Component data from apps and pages

Segment Open

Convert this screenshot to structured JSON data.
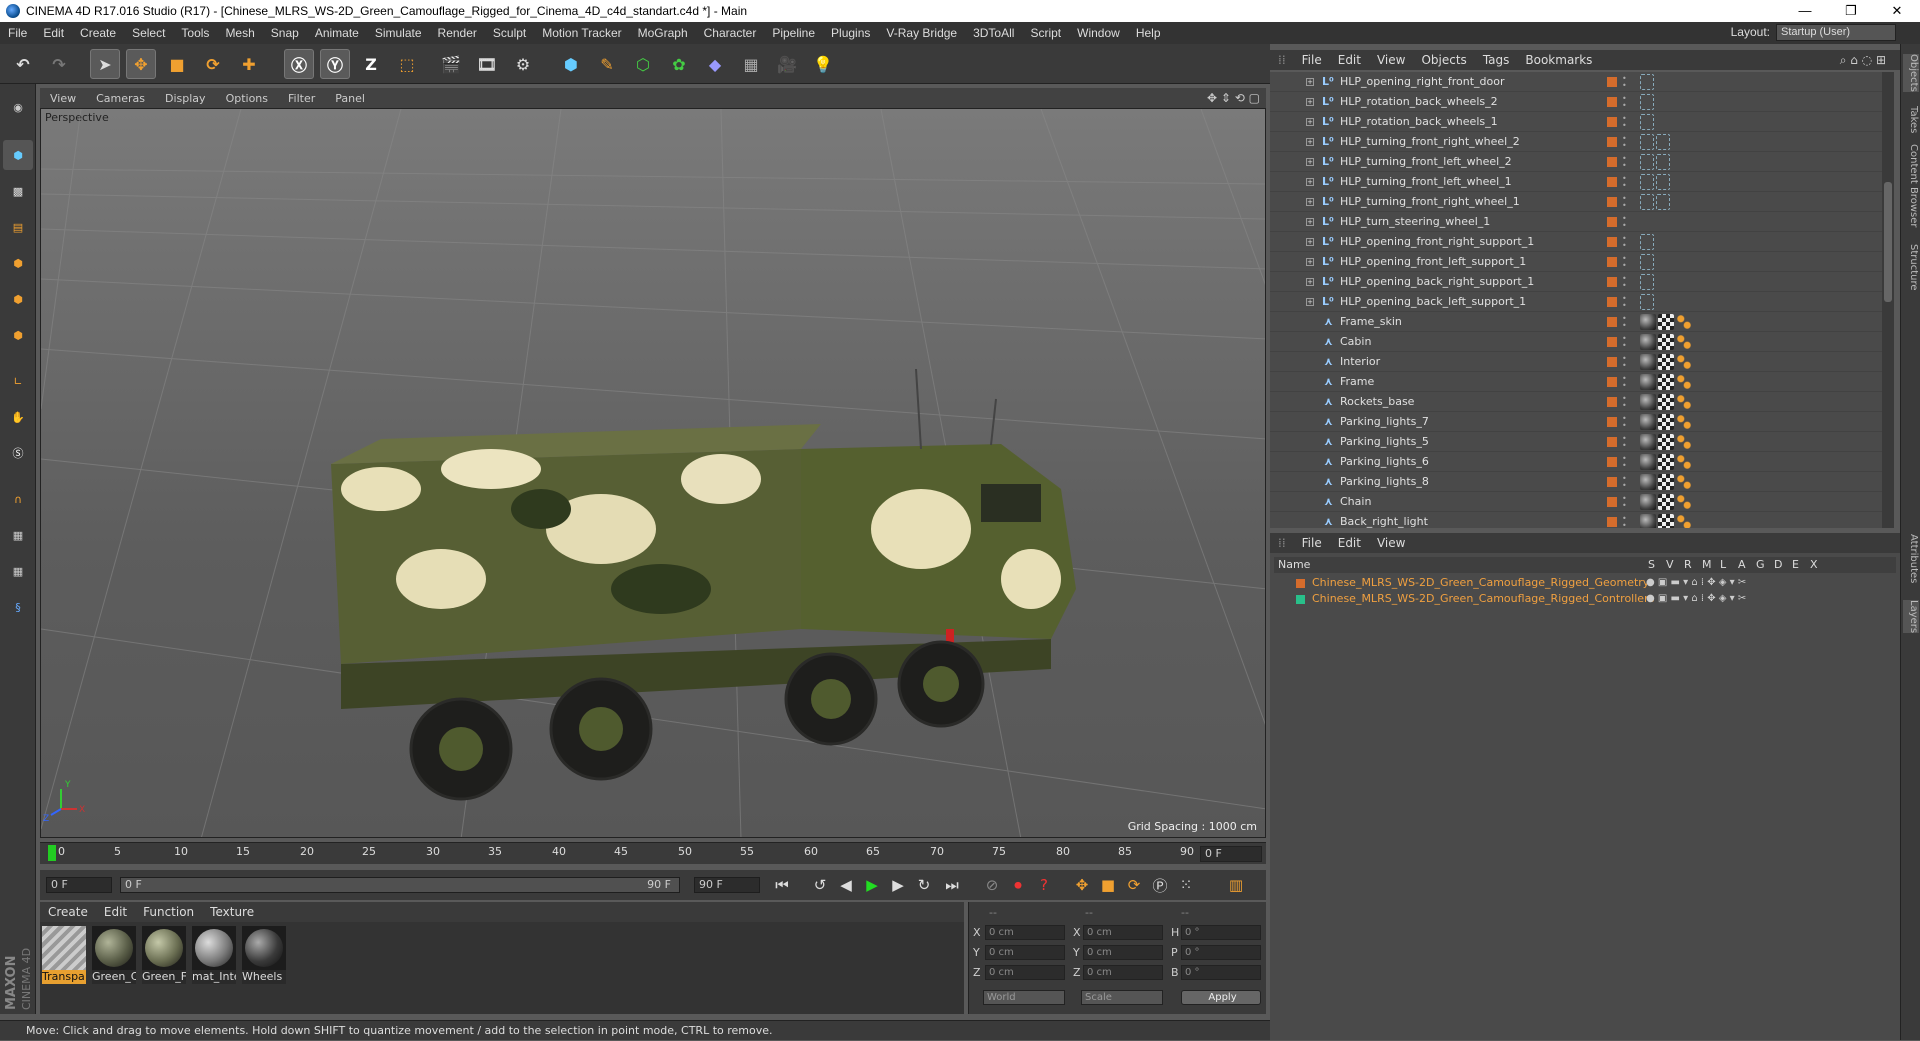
{
  "window": {
    "title": "CINEMA 4D R17.016 Studio (R17) - [Chinese_MLRS_WS-2D_Green_Camouflage_Rigged_for_Cinema_4D_c4d_standart.c4d *] - Main",
    "minimize": "—",
    "maximize": "❐",
    "close": "✕"
  },
  "menubar": {
    "items": [
      "File",
      "Edit",
      "Create",
      "Select",
      "Tools",
      "Mesh",
      "Snap",
      "Animate",
      "Simulate",
      "Render",
      "Sculpt",
      "Motion Tracker",
      "MoGraph",
      "Character",
      "Pipeline",
      "Plugins",
      "V-Ray Bridge",
      "3DToAll",
      "Script",
      "Window",
      "Help"
    ],
    "layout_label": "Layout:",
    "layout_value": "Startup (User)"
  },
  "viewport": {
    "menu": [
      "View",
      "Cameras",
      "Display",
      "Options",
      "Filter",
      "Panel"
    ],
    "name": "Perspective",
    "grid_spacing": "Grid Spacing : 1000 cm",
    "axis_y": "Y",
    "axis_x": "X",
    "axis_z": "Z"
  },
  "timeline": {
    "ticks": [
      "0",
      "5",
      "10",
      "15",
      "20",
      "25",
      "30",
      "35",
      "40",
      "45",
      "50",
      "55",
      "60",
      "65",
      "70",
      "75",
      "80",
      "85",
      "90"
    ],
    "current_frame": "0 F",
    "start": "0 F",
    "range_start": "0 F",
    "range_end": "90 F",
    "end": "90 F"
  },
  "materials": {
    "menu": [
      "Create",
      "Edit",
      "Function",
      "Texture"
    ],
    "items": [
      {
        "label": "Transpa",
        "color": "#d8d8d8"
      },
      {
        "label": "Green_C",
        "color": "#5a5e48"
      },
      {
        "label": "Green_F",
        "color": "#6a6e52"
      },
      {
        "label": "mat_Inte",
        "color": "#7a7a7a"
      },
      {
        "label": "Wheels",
        "color": "#3a3a3a"
      }
    ]
  },
  "coordinates": {
    "headers": [
      "--",
      "--",
      "--"
    ],
    "rows": [
      {
        "a": "X",
        "av": "0 cm",
        "b": "X",
        "bv": "0 cm",
        "c": "H",
        "cv": "0 °"
      },
      {
        "a": "Y",
        "av": "0 cm",
        "b": "Y",
        "bv": "0 cm",
        "c": "P",
        "cv": "0 °"
      },
      {
        "a": "Z",
        "av": "0 cm",
        "b": "Z",
        "bv": "0 cm",
        "c": "B",
        "cv": "0 °"
      }
    ],
    "mode1": "World",
    "mode2": "Scale",
    "apply": "Apply"
  },
  "branding": {
    "maxon": "MAXON",
    "c4d": "CINEMA 4D"
  },
  "status": "Move: Click and drag to move elements. Hold down SHIFT to quantize movement / add to the selection in point mode, CTRL to remove.",
  "objects": {
    "menu": [
      "File",
      "Edit",
      "View",
      "Objects",
      "Tags",
      "Bookmarks"
    ],
    "rows": [
      {
        "name": "HLP_opening_right_front_door",
        "type": "null",
        "tags": "dots"
      },
      {
        "name": "HLP_rotation_back_wheels_2",
        "type": "null",
        "tags": "dots"
      },
      {
        "name": "HLP_rotation_back_wheels_1",
        "type": "null",
        "tags": "dots"
      },
      {
        "name": "HLP_turning_front_right_wheel_2",
        "type": "null",
        "tags": "dots2"
      },
      {
        "name": "HLP_turning_front_left_wheel_2",
        "type": "null",
        "tags": "dots2"
      },
      {
        "name": "HLP_turning_front_left_wheel_1",
        "type": "null",
        "tags": "dots2"
      },
      {
        "name": "HLP_turning_front_right_wheel_1",
        "type": "null",
        "tags": "dots2"
      },
      {
        "name": "HLP_turn_steering_wheel_1",
        "type": "null",
        "tags": "none"
      },
      {
        "name": "HLP_opening_front_right_support_1",
        "type": "null",
        "tags": "dots"
      },
      {
        "name": "HLP_opening_front_left_support_1",
        "type": "null",
        "tags": "dots"
      },
      {
        "name": "HLP_opening_back_right_support_1",
        "type": "null",
        "tags": "dots"
      },
      {
        "name": "HLP_opening_back_left_support_1",
        "type": "null",
        "tags": "dots"
      },
      {
        "name": "Frame_skin",
        "type": "bone",
        "tags": "mat"
      },
      {
        "name": "Cabin",
        "type": "bone",
        "tags": "mat"
      },
      {
        "name": "Interior",
        "type": "bone",
        "tags": "mat"
      },
      {
        "name": "Frame",
        "type": "bone",
        "tags": "mat"
      },
      {
        "name": "Rockets_base",
        "type": "bone",
        "tags": "mat"
      },
      {
        "name": "Parking_lights_7",
        "type": "bone",
        "tags": "mat"
      },
      {
        "name": "Parking_lights_5",
        "type": "bone",
        "tags": "mat"
      },
      {
        "name": "Parking_lights_6",
        "type": "bone",
        "tags": "mat"
      },
      {
        "name": "Parking_lights_8",
        "type": "bone",
        "tags": "mat"
      },
      {
        "name": "Chain",
        "type": "bone",
        "tags": "mat"
      },
      {
        "name": "Back_right_light",
        "type": "bone",
        "tags": "mat"
      }
    ]
  },
  "layers": {
    "menu": [
      "File",
      "Edit",
      "View"
    ],
    "columns": [
      "Name",
      "S",
      "V",
      "R",
      "M",
      "L",
      "A",
      "G",
      "D",
      "E",
      "X"
    ],
    "rows": [
      {
        "name": "Chinese_MLRS_WS-2D_Green_Camouflage_Rigged_Geometry",
        "color": "#d56c2c"
      },
      {
        "name": "Chinese_MLRS_WS-2D_Green_Camouflage_Rigged_Controllers",
        "color": "#29c08a"
      }
    ]
  },
  "sidetabs": [
    "Objects",
    "Takes",
    "Content Browser",
    "Structure",
    "Attributes",
    "Layers"
  ]
}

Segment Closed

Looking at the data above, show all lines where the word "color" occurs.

        "color": "#d8d8d8"
        "color": "#5a5e48"
        "color": "#6a6e52"
        "color": "#7a7a7a"
        "color": "#3a3a3a"
        "color": "#d56c2c"
        "color": "#29c08a"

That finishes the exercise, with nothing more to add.